REQUIRED WORK.
Return, from the data below, each line that contains the word "Only".

EXTRACTED INFORMATION.

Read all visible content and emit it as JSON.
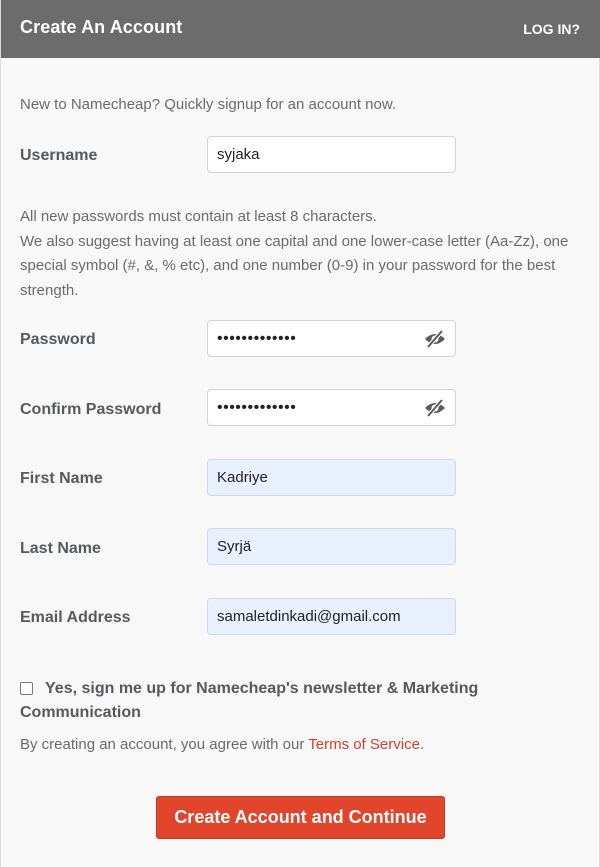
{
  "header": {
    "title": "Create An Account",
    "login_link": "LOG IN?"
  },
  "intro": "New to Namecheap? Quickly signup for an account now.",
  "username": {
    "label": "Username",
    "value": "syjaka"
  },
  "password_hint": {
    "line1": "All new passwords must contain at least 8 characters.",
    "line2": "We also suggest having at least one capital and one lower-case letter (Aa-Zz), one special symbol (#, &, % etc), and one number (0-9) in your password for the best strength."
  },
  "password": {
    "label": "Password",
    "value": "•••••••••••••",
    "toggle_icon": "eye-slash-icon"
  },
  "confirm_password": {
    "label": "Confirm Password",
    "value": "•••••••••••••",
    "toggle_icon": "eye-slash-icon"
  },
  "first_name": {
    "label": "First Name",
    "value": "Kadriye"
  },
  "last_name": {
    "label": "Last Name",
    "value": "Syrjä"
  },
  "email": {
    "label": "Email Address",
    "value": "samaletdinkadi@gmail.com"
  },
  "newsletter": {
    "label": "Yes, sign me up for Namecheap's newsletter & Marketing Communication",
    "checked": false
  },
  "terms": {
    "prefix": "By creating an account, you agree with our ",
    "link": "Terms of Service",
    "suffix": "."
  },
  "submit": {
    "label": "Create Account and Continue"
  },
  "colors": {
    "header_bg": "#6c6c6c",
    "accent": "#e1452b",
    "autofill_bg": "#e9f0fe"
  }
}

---

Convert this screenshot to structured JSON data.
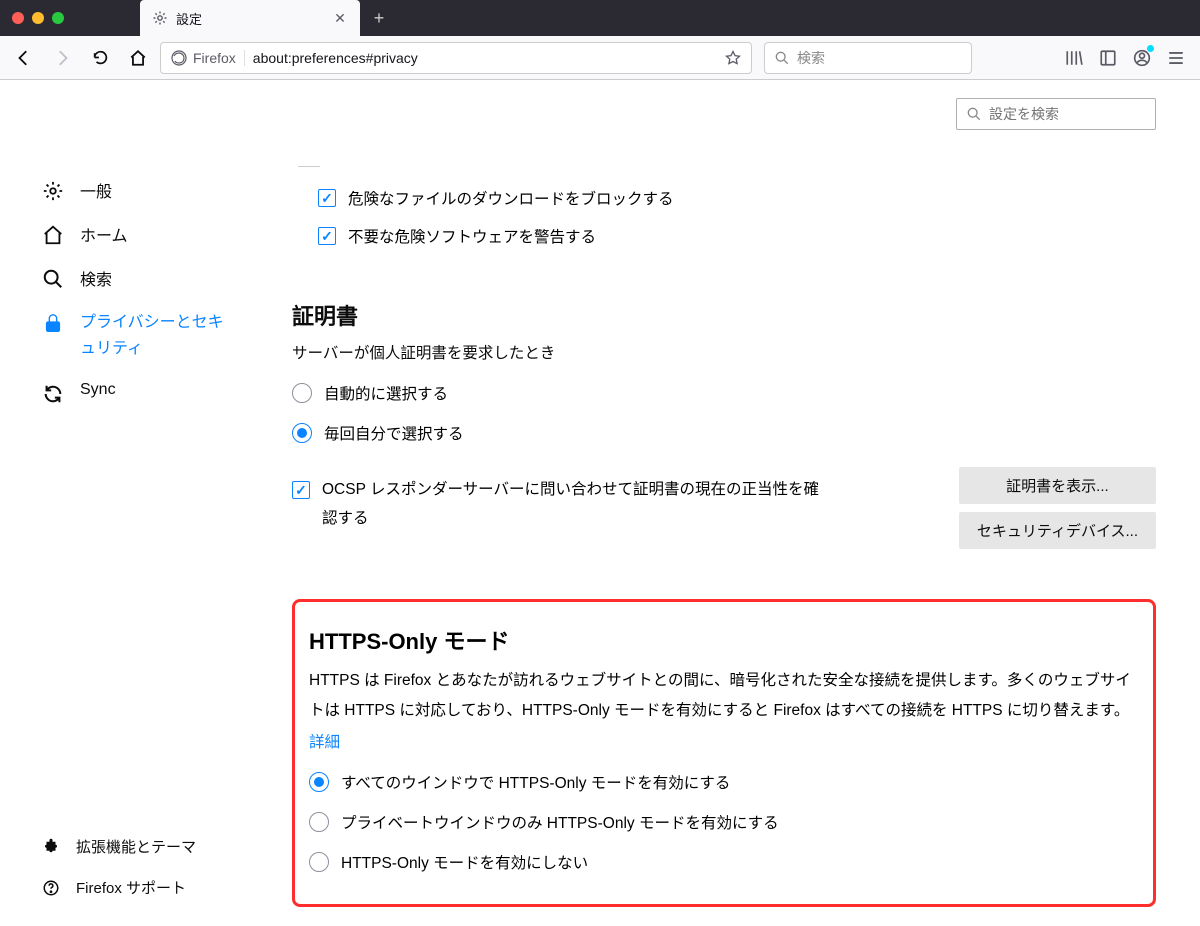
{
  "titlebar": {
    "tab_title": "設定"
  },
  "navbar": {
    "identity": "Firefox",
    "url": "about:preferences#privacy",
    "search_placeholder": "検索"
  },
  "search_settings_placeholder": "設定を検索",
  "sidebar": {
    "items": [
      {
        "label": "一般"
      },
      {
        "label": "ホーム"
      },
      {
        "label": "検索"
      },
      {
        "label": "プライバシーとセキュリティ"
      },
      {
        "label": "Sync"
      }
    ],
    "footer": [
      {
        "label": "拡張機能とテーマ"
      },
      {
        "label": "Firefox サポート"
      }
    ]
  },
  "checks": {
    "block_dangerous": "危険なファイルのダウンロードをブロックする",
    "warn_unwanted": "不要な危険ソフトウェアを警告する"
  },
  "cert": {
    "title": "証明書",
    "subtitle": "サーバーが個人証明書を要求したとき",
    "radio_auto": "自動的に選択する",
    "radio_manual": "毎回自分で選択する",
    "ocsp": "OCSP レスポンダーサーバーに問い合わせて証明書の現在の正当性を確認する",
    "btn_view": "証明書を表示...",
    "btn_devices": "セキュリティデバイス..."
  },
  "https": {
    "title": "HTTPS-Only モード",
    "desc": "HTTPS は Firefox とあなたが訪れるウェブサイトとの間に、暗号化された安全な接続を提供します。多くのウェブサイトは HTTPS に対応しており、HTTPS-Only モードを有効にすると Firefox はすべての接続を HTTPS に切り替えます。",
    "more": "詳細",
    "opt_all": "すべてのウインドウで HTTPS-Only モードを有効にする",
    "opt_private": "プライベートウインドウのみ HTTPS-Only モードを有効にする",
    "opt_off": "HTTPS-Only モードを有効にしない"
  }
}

SOLUTION.
    "title": "HTTPS-Only モード",
    "desc": "HTTPS は Firefox とあなたが訪れるウェブサイトとの間に、暗号化された安全な接続を提供します。多くのウェブサイトは HTTPS に対応しており、HTTPS-Only モードを有効にすると Firefox はすべての接続を HTTPS に切り替えます。",
    "opt_all": "すべてのウインドウで HTTPS-Only モードを有効にする",
    "opt_private": "プライベートウインドウのみ HTTPS-Only モードを有効にする",
    "opt_off": "HTTPS-Only モードを有効にしない"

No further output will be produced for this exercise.